On Tuesday came rumbles that Fox is preparing to give the Big Ten a whole lot of money for media rights. Obvious snarkiness aside -- gee, it sure is good that Jim Delany wasn't serious about that whole "moving to Division III because this money thing is gross" nonsense -- it was reminder of how attractive the Big Ten is as a collection of media markets and how, despite cord cutting and whatnot, giant companies are still willing to bet on live college sporting events as a major money maker.
It was also a reminder that the SEC's own deal with ESPN is really, really long. And if the Big Ten jumps far ahead of the SEC financially, the league might be looking at how to renegotiate. Our friend Senator Blutarsky came up with the most realistic scenario for doing that.
Delany is obviously betting that the market for broadcast rights will be just as hot in six years as it is today. If he’s right – and before you start down the "it’ll be an unbundled world by then, ESPN’s on the ropes, etc." road, remember that we college football fans will need our fix in six years just as much as today, so all we’re really arguing about is the manner in which the drug will be delivered – imagine the way Greg Sankey is going to be pressed to react to the news of the latest deals the Big Ten strikes then as the SEC presidents are forced to make do (yes, I’m being sarcastic, but the presidents won’t be) with the 20-year deal Mike Slive left them saddled.
Then try to imagine the way Sankey negotiates his way out of the existing 20-year deal. Actually, that doesn’t take much imagination at all. Just think back to what Slive did when he renegotiated, which was to expand the conference by adding two new members, with all the attendant scheduling issues that brought with it. Along with the extra money, of course.
Can you say 16-team conference? I thought you could. Honestly, were I an astute school president with ambitions for my football program, I’d start working my way into getting Sankey’s attention and consideration in the next few years. Because this has the feel of inevitability to it. This aggression will not stand, man.
I've talked before about the kabuki dance that is college athletics -- we say we're doing this, but it's just an elaborate, transparent step for eventually doing this -- and I don't think anybody actually thought the SEC/ESPN deal was going to last its full 20 years. Hey, I guess it still could.
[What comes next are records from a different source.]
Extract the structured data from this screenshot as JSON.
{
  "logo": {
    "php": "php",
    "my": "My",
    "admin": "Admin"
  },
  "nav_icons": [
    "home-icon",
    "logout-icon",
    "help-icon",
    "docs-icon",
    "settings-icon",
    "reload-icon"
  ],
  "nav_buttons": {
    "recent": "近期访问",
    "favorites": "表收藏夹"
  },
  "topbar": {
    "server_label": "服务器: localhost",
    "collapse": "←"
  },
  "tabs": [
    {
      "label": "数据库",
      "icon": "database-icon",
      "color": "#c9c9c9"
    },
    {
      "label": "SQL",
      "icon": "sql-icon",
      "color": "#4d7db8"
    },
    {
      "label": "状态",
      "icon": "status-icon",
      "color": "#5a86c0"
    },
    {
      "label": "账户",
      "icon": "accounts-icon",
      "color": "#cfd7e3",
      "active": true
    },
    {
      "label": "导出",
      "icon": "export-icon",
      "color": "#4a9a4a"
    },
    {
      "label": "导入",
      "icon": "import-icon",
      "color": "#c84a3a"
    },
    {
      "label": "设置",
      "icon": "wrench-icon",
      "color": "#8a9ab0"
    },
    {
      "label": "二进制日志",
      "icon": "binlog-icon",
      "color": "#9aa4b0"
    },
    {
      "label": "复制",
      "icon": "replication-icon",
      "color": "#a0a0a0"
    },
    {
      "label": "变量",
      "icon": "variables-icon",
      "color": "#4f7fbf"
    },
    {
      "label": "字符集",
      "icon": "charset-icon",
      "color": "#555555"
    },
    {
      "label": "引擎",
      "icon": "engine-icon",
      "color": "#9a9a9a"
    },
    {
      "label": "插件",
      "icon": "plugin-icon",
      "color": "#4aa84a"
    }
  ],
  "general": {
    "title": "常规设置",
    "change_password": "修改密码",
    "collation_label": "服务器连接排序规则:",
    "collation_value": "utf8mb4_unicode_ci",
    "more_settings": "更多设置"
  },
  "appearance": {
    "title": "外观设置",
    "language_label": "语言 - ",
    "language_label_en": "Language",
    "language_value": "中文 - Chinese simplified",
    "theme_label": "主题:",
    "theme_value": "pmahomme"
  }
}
But you figure the odds of expansion as means for renegotiation are pretty good (just as the odds of Sankey virulently denying this will remain right up near 100 percent, right up until a new SEC program is announced).
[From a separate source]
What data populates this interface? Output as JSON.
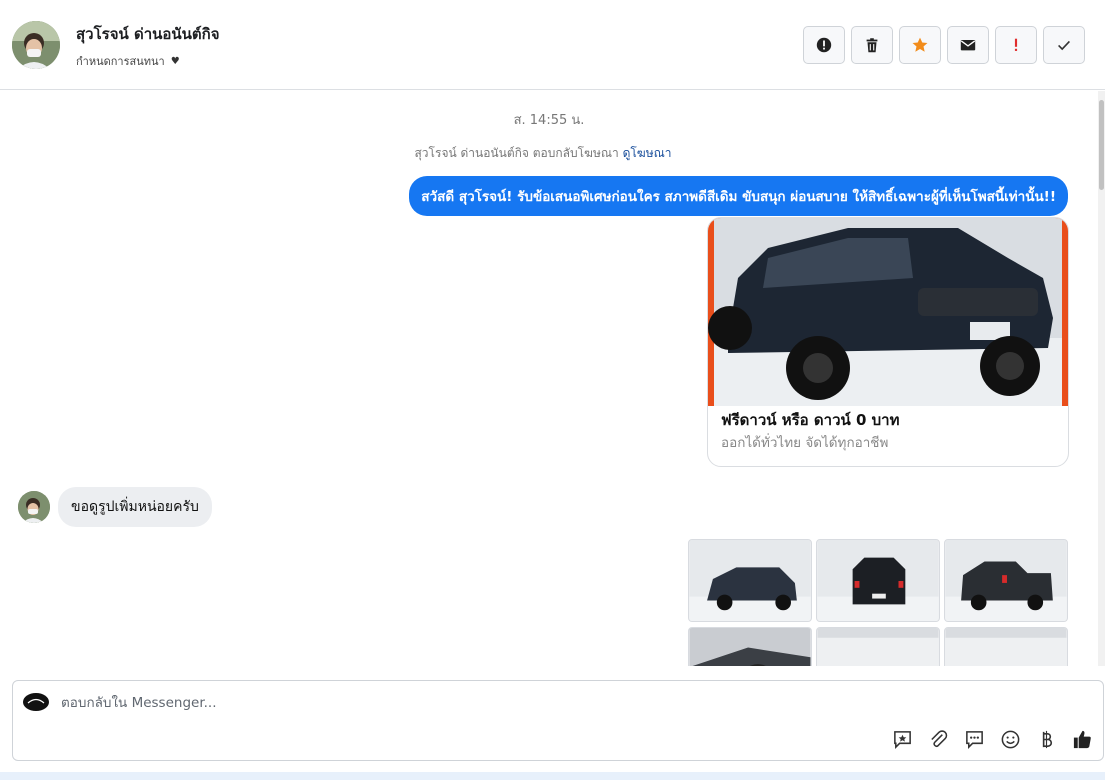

There are only so many semi-Southern states left for expanding into, and assuming the same "a new state is preferable" rules apply five or six or seven years from now as they did when the SEC was moving from 12 teams to 14 (and from 10 to 12), that means the ready made candidates list looks something like programs from these states:
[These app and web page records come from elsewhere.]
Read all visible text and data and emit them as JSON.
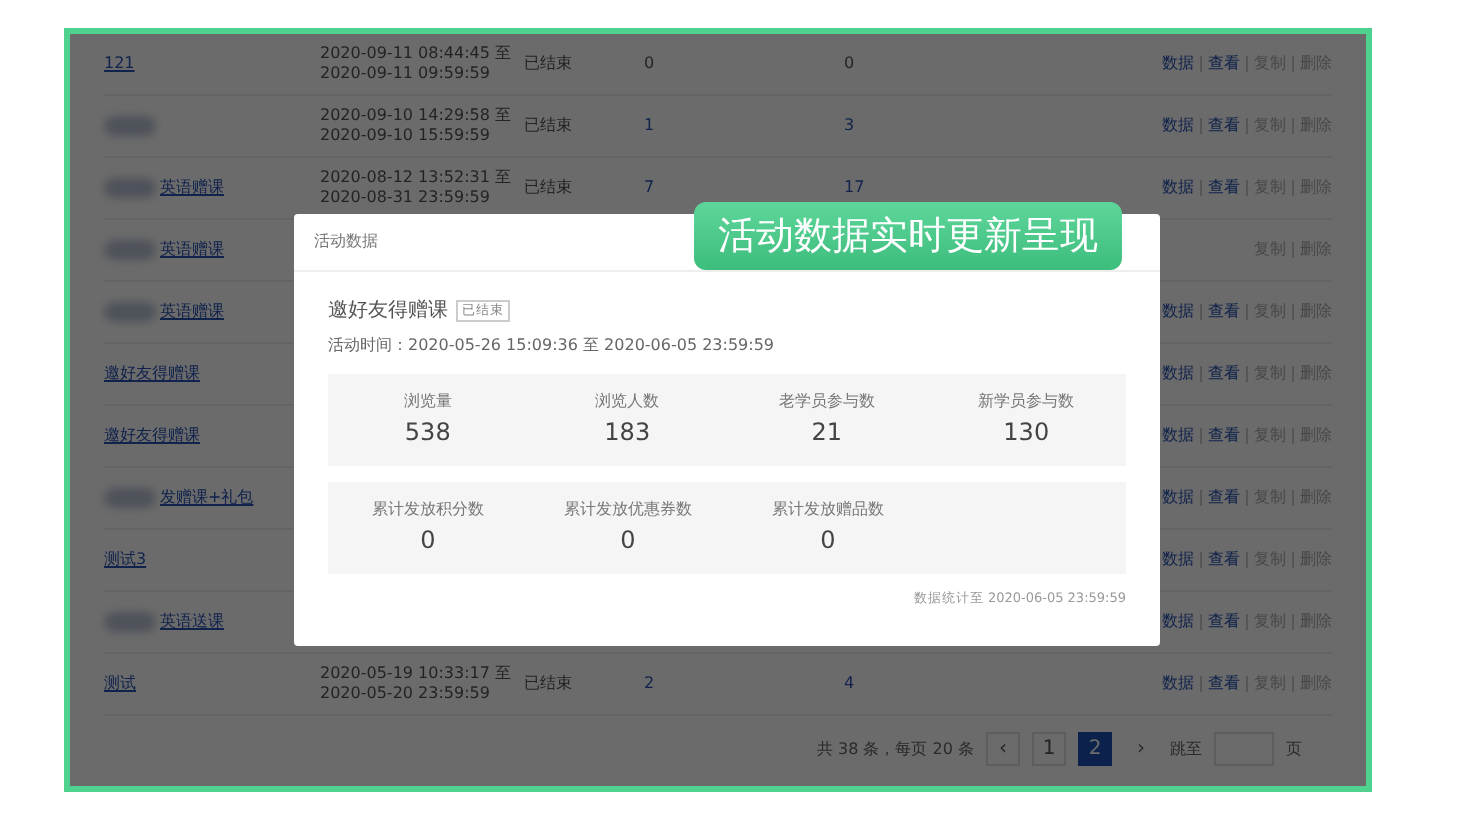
{
  "table": {
    "rows": [
      {
        "name": "121",
        "redacted": false,
        "time_start": "2020-09-11 08:44:45 至",
        "time_end": "2020-09-11 09:59:59",
        "status": "已结束",
        "participants": {
          "text": "0",
          "link": false
        },
        "orders": {
          "text": "0",
          "link": false
        },
        "actions": [
          {
            "label": "数据",
            "disabled": false
          },
          {
            "label": "查看",
            "disabled": false
          },
          {
            "label": "复制",
            "disabled": true
          },
          {
            "label": "删除",
            "disabled": true
          }
        ]
      },
      {
        "redacted": true,
        "time_start": "2020-09-10 14:29:58 至",
        "time_end": "2020-09-10 15:59:59",
        "status": "已结束",
        "participants": {
          "text": "1",
          "link": true
        },
        "orders": {
          "text": "3",
          "link": true
        },
        "actions": [
          {
            "label": "数据",
            "disabled": false
          },
          {
            "label": "查看",
            "disabled": false
          },
          {
            "label": "复制",
            "disabled": true
          },
          {
            "label": "删除",
            "disabled": true
          }
        ]
      },
      {
        "name": "英语赠课",
        "redacted": true,
        "time_start": "2020-08-12 13:52:31 至",
        "time_end": "2020-08-31 23:59:59",
        "status": "已结束",
        "participants": {
          "text": "7",
          "link": true
        },
        "orders": {
          "text": "17",
          "link": true
        },
        "actions": [
          {
            "label": "数据",
            "disabled": false
          },
          {
            "label": "查看",
            "disabled": false
          },
          {
            "label": "复制",
            "disabled": true
          },
          {
            "label": "删除",
            "disabled": true
          }
        ]
      },
      {
        "name": "英语赠课",
        "redacted": true,
        "actions": [
          {
            "label": "复制",
            "disabled": true
          },
          {
            "label": "删除",
            "disabled": true
          }
        ]
      },
      {
        "name": "英语赠课",
        "redacted": true,
        "actions": [
          {
            "label": "数据",
            "disabled": false
          },
          {
            "label": "查看",
            "disabled": false
          },
          {
            "label": "复制",
            "disabled": true
          },
          {
            "label": "删除",
            "disabled": true
          }
        ]
      },
      {
        "name": "邀好友得赠课",
        "redacted": false,
        "actions": [
          {
            "label": "数据",
            "disabled": false
          },
          {
            "label": "查看",
            "disabled": false
          },
          {
            "label": "复制",
            "disabled": true
          },
          {
            "label": "删除",
            "disabled": true
          }
        ]
      },
      {
        "name": "邀好友得赠课",
        "redacted": false,
        "actions": [
          {
            "label": "数据",
            "disabled": false
          },
          {
            "label": "查看",
            "disabled": false
          },
          {
            "label": "复制",
            "disabled": true
          },
          {
            "label": "删除",
            "disabled": true
          }
        ]
      },
      {
        "name": "发赠课+礼包",
        "redacted": true,
        "actions": [
          {
            "label": "数据",
            "disabled": false
          },
          {
            "label": "查看",
            "disabled": false
          },
          {
            "label": "复制",
            "disabled": true
          },
          {
            "label": "删除",
            "disabled": true
          }
        ]
      },
      {
        "name": "测试3",
        "redacted": false,
        "actions": [
          {
            "label": "数据",
            "disabled": false
          },
          {
            "label": "查看",
            "disabled": false
          },
          {
            "label": "复制",
            "disabled": true
          },
          {
            "label": "删除",
            "disabled": true
          }
        ]
      },
      {
        "name": "英语送课",
        "redacted": true,
        "actions": [
          {
            "label": "数据",
            "disabled": false
          },
          {
            "label": "查看",
            "disabled": false
          },
          {
            "label": "复制",
            "disabled": true
          },
          {
            "label": "删除",
            "disabled": true
          }
        ]
      },
      {
        "name": "测试",
        "redacted": false,
        "time_start": "2020-05-19 10:33:17 至",
        "time_end": "2020-05-20 23:59:59",
        "status": "已结束",
        "participants": {
          "text": "2",
          "link": true
        },
        "orders": {
          "text": "4",
          "link": true
        },
        "actions": [
          {
            "label": "数据",
            "disabled": false
          },
          {
            "label": "查看",
            "disabled": false
          },
          {
            "label": "复制",
            "disabled": true
          },
          {
            "label": "删除",
            "disabled": true
          }
        ]
      }
    ]
  },
  "pagination": {
    "summary": "共 38 条，每页 20 条",
    "prev": "‹",
    "pages": [
      {
        "label": "1",
        "selected": false
      },
      {
        "label": "2",
        "selected": true
      }
    ],
    "next": "›",
    "next_disabled": true,
    "jump_label": "跳至",
    "jump_suffix": "页"
  },
  "modal": {
    "title": "活动数据",
    "activity_name": "邀好友得赠课",
    "tag": "已结束",
    "time": "活动时间：2020-05-26 15:09:36 至 2020-06-05 23:59:59",
    "stat_groups": [
      [
        {
          "label": "浏览量",
          "value": "538"
        },
        {
          "label": "浏览人数",
          "value": "183"
        },
        {
          "label": "老学员参与数",
          "value": "21"
        },
        {
          "label": "新学员参与数",
          "value": "130"
        }
      ],
      [
        {
          "label": "累计发放积分数",
          "value": "0"
        },
        {
          "label": "累计发放优惠券数",
          "value": "0"
        },
        {
          "label": "累计发放赠品数",
          "value": "0"
        }
      ]
    ],
    "footer": "数据统计至 2020-06-05 23:59:59"
  },
  "banner": "活动数据实时更新呈现"
}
- North Carolina (UNC, NC State, Duke)
- Oklahoma (Oklahoma, Oklahoma State)
- Virginia (UVA, Virginia Tech)
- West Virginia (WVU)
The league could always choose to double-dip and look at another school from Florida (FSU?), Texas (TCU or, uh, I guess Texas), or South Carolina (Clemson), but otherwise those are your options. I've always been a fan of the "bring in every little brother with a chip on its shoulder" strategy of inviting Oklahoma State and NC State, but I assume those two wouldn't be the first on the list.
We'll see. We're obviously speculating about what might happen a few years from now in an industry where the rules are changing constantly. But let's just call this educated speculation. We kind of know how the dance goes this time around.